As Christians, we are resurrection people. We are a community bound together by the hope that death and suffering is not the end, because we live in the expectation that God’s Kingdom will break through. As Christians, we must remember though that we cannot jump straight to the empty tomb, because resurrection only comes after death, Easter only after Good Friday, and renewal only through suffering. It is in the bearing each other’s burdens, that we discover the joy of renewal. Our Good Shepherd showed us the way. We want a Good Shepherd who sees it as his responsibility to find us when we are lost and clueless. We want a Good Shepherd who invites us beyond our beginnings and our sufferings and promises us that “Whoever enters by me will be saved, and will come in and go out and find pasture. I came that they may have life, and have it abundantly.” We as followers of the Good Shepherd are called to show others the gate, and to walk through the gate with them.

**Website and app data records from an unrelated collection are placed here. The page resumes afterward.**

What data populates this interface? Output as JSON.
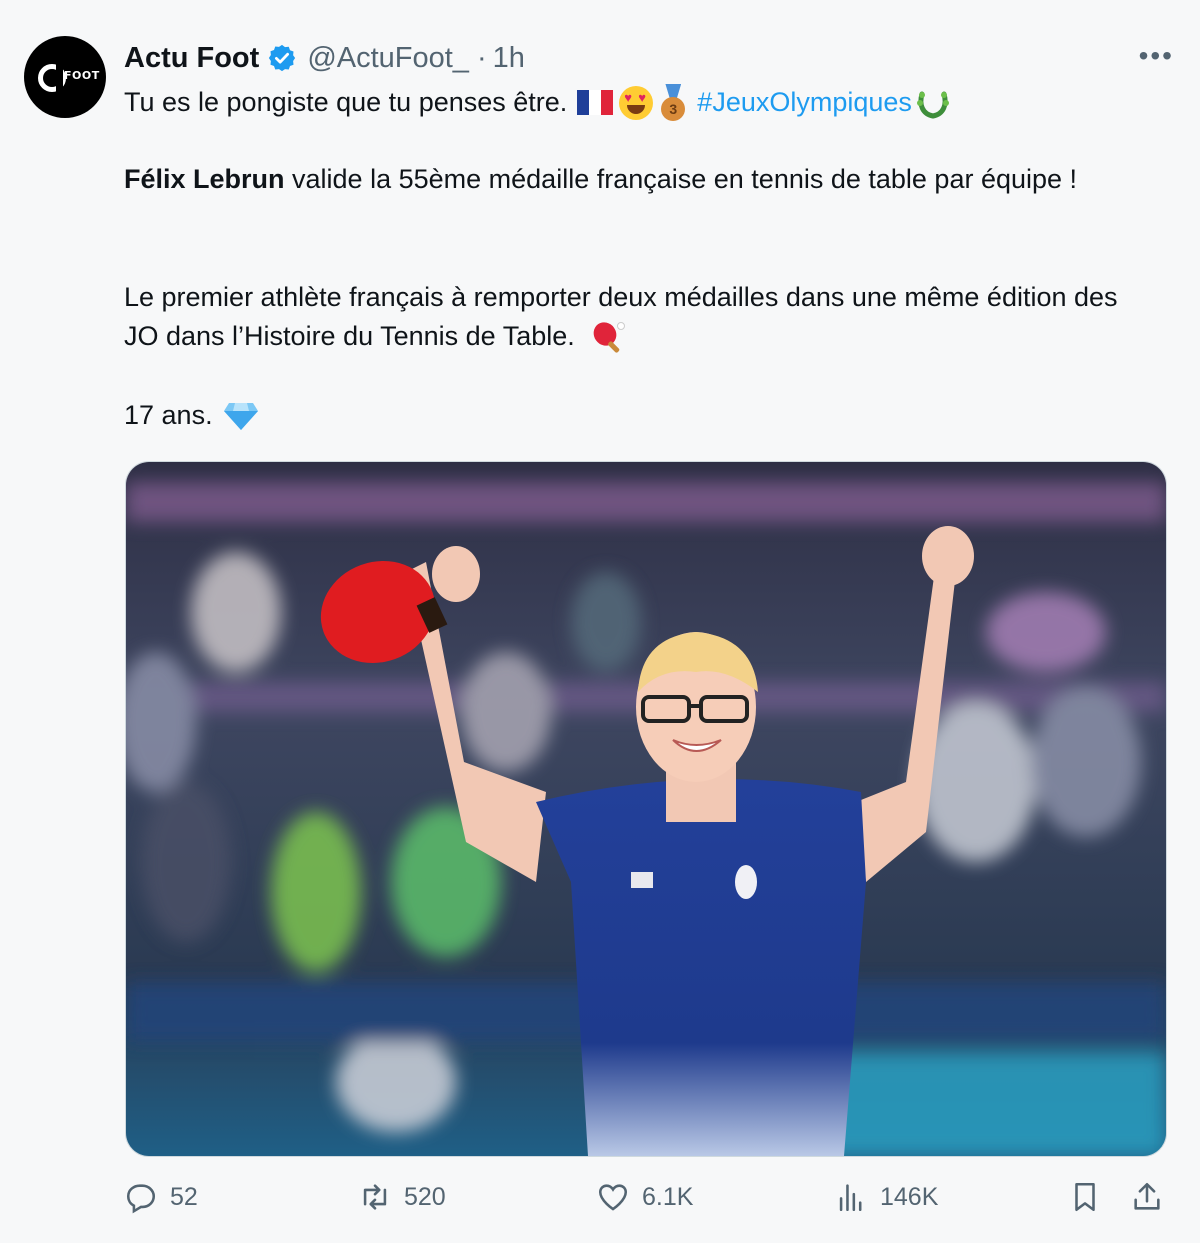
{
  "author": {
    "name": "Actu Foot",
    "handle": "@ActuFoot_",
    "separator": "·",
    "time": "1h",
    "avatar_text": "FOOT",
    "verified": true
  },
  "more_icon": "more-horizontal-icon",
  "tweet": {
    "line1_text": "Tu es le pongiste que tu penses être.",
    "line1_emojis": [
      "french-flag-icon",
      "heart-eyes-emoji-icon",
      "bronze-medal-icon"
    ],
    "medal_number": "3",
    "hashtag": "#JeuxOlympiques",
    "hashtag_emoji": "laurel-wreath-icon",
    "para2_bold": "Félix Lebrun",
    "para2_rest": " valide la 55ème médaille française en tennis de table par équipe !",
    "para3": "Le premier athlète français à remporter deux médailles dans une même édition des JO dans l’Histoire du Tennis de Table.",
    "para3_emoji": "ping-pong-icon",
    "para4": "17 ans.",
    "para4_emoji": "gem-icon"
  },
  "actions": {
    "replies": "52",
    "retweets": "520",
    "likes": "6.1K",
    "views": "146K"
  },
  "colors": {
    "link": "#1d9bf0",
    "text": "#0f1419",
    "secondary": "#536471",
    "background": "#f7f8f9"
  }
}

For a brief time nearly 37 years ago, I was called to sit with John Wayne on that playground and help bear his burden, and in a very short time, we became friends. I never have discovered what happened to my third grade classmate, but my hope is that in his life he has found renewal in Christ. I do know that wherever he may be, God walks with him and sustains him. I pray every day that he knows the joy of renewal and new life in Christ. John Wayne taught me what it means to have the courage to walk alongside those who hurt. The same Christ that suffers with us, bids us to drop our fears and suffer with others. It is our ministry to bring others our abundance, to take a seat beside those who suffer, and to share the great gifts of grace and mercy, which God has given us.